→ Problem to solve: The answer must consist of every line from the entries that holds the word "state".

→ Records for this exercise:
= = = = = = =
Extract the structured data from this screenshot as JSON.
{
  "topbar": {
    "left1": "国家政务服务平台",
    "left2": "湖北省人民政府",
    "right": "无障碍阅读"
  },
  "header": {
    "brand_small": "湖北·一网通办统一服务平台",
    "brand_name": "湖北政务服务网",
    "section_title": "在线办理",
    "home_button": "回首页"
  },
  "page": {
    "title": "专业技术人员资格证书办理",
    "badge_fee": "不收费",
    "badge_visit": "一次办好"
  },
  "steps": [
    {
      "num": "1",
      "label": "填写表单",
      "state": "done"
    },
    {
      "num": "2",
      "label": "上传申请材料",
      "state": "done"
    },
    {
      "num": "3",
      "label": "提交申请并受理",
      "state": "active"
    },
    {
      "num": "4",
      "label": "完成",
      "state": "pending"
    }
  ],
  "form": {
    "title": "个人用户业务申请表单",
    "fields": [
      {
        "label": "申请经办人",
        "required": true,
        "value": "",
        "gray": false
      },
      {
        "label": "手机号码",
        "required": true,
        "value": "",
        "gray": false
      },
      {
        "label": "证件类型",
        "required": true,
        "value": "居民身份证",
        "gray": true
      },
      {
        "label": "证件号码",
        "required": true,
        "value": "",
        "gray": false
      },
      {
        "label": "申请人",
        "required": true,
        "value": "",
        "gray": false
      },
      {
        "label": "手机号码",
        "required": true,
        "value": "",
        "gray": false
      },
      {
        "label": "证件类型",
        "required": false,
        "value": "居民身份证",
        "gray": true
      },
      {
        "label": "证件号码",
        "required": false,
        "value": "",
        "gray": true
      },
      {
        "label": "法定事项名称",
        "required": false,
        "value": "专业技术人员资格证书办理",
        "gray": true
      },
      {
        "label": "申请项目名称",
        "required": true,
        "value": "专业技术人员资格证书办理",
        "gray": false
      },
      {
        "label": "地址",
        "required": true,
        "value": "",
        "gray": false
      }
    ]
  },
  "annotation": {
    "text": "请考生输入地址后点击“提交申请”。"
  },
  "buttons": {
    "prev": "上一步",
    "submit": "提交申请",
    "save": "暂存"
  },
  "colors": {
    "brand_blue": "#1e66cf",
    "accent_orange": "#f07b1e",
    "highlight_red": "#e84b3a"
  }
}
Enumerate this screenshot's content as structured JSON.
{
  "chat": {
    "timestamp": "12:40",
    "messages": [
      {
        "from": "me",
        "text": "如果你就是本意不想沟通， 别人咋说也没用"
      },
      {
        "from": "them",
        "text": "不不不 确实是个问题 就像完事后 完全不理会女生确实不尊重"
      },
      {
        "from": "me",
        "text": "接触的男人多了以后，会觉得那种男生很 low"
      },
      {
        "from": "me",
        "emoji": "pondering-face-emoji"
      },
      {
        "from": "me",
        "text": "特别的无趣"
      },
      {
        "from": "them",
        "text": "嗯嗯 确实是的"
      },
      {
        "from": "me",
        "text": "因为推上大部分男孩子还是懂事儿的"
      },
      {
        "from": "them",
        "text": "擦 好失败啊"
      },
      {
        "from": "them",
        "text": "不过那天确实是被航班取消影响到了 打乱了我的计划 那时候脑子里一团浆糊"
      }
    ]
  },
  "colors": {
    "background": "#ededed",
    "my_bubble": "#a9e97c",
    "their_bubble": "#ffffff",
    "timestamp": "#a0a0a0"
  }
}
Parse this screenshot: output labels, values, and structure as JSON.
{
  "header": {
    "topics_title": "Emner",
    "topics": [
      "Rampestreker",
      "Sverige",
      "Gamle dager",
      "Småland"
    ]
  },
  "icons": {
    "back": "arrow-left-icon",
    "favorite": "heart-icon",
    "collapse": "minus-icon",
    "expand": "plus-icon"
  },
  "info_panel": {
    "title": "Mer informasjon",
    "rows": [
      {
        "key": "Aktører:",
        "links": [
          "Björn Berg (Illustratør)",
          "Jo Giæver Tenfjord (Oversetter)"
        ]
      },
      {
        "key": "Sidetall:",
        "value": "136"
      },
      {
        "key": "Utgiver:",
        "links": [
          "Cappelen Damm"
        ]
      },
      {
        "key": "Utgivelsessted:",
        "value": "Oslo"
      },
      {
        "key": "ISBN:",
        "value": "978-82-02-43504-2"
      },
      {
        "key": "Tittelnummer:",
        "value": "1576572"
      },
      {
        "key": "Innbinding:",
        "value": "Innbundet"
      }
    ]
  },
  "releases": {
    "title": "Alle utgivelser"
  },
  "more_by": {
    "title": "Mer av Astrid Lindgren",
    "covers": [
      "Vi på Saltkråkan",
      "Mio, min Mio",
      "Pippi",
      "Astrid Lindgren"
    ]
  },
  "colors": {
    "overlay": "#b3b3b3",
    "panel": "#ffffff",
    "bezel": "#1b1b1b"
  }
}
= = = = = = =
→ Result of this task:
      "state": "done"
      "state": "done"
      "state": "active"
      "state": "pending"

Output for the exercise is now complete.